There is nothing as painful as the knowledge that one has let God down. God had been very good to David — He plucked him from insignificance and obscurity and anointed him as King of Israel, saving David from his enemies in the process. God heaped blessings on David and was prepared to do even more.

But power is a dangerous drug: as the saying goes, “Power tends to corrupt; absolute power corrupts absolutely.” David began to believe that he was above laws and limits and that he could do and have whatever he wanted. He committed adultery with Bathsheba and arranged for her husband to be conveniently murdered while on military campaign. With a sense of  smug satisfaction he was revelling in the fact that he was absolute lord of his little universe. But through Nathan the prophet, God confronted David — cloaked in a clever parable — with the raw brutality and sinfulness of his deeds. David unwittingly condemned himself, not realizing that the parable was speaking of him.

Now the awful truth comes home to him: he has been ungrateful, selfish, abusive of power and incredibly sinful in his actions. He can no longer delude himself. There will be consequences, for this will tear his family apart in very tragic and destructive ways that are narrated in the rest of the book. But even now, God is forgiving and gives David another chance. David has been called “saint and sinner” — there wasn’t much in the way of sin that he hadn’t done, but he truly loved God and was the “apple of God’s eye.”

We — individually or as nations, groups and religious bodies — can behave in very selfish and destructive ways. It is easy to be ungrateful and to misuse God’s gifts. Sooner or later it all catches up with us and denial will no longer be an option. But God never turns His back on us — humble repentance and the resolution to start over and get it right will return us to the path.

How do we become reconciled and at one with God? Paul insists rather forcefully that it is not through “works of the Law.” Does that mean that the good we do is useless? Does “faith” give us a free pass to a life of selfishness or doing whatever we want? Not at all — elsewhere even Paul himself states emphatically that it is not hearers but doers of the Word who are justified. Paul has been crucified with Christ and in a sense Paul has “disappeared” for Christ Himself dwells within him as his ruling and guiding principle. It is renunciation of ego and surrender to God that is the key — we give up our ownership of the good that we do and any thought that we can earn or manipulate our way into the Kingdom of God.

The woman in the Gospel story (not to be confused with Mary Magdalene) had violated all boundaries. She entered into “male space” and male company, and she touched the guest of honour in a manner that was far too intimate to be acceptable. She was in the grip of deep emotion — her tears were those of devotion and gratitude. She was held in contempt by the polite and religiously correct gathering, and so was Jesus. If He were really a prophet He would have known that she was a sinner and certainly would not have permitted her to touch Him.

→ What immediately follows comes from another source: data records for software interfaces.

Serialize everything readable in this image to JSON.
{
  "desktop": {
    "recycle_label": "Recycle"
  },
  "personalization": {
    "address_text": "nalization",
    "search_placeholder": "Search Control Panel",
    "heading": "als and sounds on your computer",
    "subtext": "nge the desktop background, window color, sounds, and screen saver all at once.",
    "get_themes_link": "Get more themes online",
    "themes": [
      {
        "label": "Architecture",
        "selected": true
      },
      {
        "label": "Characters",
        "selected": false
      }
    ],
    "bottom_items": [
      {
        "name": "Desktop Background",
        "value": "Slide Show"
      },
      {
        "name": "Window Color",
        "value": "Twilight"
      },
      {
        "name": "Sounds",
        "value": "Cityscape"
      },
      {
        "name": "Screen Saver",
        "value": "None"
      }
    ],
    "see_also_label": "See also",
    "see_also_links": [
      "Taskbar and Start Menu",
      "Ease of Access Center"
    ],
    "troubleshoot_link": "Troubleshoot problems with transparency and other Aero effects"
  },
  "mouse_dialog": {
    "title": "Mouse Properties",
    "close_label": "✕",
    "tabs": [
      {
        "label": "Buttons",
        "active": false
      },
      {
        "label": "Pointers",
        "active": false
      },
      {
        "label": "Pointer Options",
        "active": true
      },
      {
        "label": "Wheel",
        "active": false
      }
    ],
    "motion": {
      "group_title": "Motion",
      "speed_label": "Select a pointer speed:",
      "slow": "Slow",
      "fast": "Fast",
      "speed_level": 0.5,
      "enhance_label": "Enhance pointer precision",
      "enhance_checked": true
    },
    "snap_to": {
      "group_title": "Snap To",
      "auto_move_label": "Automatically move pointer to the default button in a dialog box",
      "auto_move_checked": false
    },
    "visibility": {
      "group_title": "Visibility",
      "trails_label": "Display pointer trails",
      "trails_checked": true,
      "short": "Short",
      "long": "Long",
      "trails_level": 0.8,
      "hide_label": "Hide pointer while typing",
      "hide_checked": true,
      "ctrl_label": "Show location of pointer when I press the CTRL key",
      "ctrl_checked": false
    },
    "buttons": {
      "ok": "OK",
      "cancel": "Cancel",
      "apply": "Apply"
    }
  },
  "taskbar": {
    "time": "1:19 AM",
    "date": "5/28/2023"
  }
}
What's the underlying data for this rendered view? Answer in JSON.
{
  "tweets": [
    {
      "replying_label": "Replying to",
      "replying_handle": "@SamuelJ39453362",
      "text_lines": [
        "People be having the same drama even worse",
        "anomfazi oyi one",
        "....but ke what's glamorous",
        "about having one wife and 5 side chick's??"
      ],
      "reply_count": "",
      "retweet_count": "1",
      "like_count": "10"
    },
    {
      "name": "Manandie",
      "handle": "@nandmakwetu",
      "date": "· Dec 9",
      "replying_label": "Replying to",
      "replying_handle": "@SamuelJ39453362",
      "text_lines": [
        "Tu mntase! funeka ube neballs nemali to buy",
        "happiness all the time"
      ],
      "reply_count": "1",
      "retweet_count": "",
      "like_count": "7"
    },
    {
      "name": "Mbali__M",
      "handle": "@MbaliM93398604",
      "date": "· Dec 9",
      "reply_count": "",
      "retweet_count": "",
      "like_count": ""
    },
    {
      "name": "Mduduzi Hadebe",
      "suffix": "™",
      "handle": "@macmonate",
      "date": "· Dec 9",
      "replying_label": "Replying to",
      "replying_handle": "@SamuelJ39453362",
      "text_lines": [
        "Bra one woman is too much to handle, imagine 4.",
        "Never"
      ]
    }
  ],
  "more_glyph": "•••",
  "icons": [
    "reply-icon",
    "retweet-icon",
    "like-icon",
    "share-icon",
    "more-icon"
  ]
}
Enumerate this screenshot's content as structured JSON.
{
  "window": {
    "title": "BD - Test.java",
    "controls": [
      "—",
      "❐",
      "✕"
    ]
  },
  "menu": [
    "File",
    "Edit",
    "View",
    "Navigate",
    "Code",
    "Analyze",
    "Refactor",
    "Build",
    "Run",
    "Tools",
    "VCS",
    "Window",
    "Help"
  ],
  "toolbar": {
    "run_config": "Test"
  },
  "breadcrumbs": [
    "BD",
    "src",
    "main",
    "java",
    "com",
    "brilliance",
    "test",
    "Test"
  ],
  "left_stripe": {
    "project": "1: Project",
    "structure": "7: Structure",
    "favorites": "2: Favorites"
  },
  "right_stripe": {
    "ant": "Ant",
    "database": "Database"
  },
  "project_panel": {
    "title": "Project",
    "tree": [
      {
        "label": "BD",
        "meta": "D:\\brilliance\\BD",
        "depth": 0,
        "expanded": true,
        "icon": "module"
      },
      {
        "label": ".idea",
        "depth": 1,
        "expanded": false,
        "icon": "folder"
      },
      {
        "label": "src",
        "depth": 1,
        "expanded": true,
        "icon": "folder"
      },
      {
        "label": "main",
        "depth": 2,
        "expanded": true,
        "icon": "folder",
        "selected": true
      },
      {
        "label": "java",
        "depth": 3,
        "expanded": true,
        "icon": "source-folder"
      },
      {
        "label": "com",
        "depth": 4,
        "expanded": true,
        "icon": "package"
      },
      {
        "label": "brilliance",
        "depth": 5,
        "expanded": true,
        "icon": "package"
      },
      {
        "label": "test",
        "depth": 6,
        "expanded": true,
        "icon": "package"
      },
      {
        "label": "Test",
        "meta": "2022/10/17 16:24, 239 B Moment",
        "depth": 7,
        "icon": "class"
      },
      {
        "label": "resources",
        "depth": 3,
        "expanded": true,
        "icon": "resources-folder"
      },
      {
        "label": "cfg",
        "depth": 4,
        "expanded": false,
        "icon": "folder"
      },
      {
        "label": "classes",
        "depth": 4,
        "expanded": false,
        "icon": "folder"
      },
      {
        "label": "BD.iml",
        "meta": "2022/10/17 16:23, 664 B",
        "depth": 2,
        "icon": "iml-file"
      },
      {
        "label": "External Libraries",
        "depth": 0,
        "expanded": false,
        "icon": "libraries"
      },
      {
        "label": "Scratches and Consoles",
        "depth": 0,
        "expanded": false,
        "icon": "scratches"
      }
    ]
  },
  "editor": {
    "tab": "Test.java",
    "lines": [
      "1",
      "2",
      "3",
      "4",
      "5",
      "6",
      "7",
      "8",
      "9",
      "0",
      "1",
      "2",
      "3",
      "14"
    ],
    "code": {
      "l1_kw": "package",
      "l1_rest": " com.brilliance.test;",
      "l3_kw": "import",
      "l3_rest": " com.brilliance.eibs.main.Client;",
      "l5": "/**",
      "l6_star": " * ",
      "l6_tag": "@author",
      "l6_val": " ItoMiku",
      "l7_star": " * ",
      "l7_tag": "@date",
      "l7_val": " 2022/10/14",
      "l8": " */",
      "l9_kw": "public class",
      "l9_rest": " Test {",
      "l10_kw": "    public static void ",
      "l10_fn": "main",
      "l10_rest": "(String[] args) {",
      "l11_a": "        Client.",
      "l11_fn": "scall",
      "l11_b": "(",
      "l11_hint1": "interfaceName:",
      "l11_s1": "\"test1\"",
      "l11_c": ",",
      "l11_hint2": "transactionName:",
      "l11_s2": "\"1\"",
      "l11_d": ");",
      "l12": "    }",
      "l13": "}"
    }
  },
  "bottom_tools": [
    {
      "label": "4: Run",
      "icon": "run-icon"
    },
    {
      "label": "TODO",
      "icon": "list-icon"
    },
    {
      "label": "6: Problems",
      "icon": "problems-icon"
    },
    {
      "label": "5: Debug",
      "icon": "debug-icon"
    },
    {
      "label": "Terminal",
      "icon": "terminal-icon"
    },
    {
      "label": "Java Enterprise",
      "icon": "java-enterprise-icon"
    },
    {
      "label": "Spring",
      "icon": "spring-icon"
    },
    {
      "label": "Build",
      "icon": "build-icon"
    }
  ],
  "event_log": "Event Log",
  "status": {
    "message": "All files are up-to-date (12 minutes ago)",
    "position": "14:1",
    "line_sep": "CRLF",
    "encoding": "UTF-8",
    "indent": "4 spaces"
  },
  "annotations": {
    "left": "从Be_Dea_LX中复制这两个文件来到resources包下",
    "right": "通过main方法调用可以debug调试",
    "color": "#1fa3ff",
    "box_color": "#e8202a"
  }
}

The parable that Jesus tells His host turns the tables. Two broke debtors who were unable to pay both had their debts forgiven by their creditor. Which one was most grateful, the one who was forgiven the small amount or the one forgiven the huge debt? His host answered that the one forgiven the larger amount would of course be more grateful. Exactly! Jesus contrasts the very loving and humble behaviour she showed towards Him with the rather cold and superficial reception from His host.

A loveless heart or ungenerous disposition can be signs that one is still a prisoner of guilt, denial, hatred or anger. Forgiveness, either granted or received, is healing and transformative. Forgiveness and love are inseparable.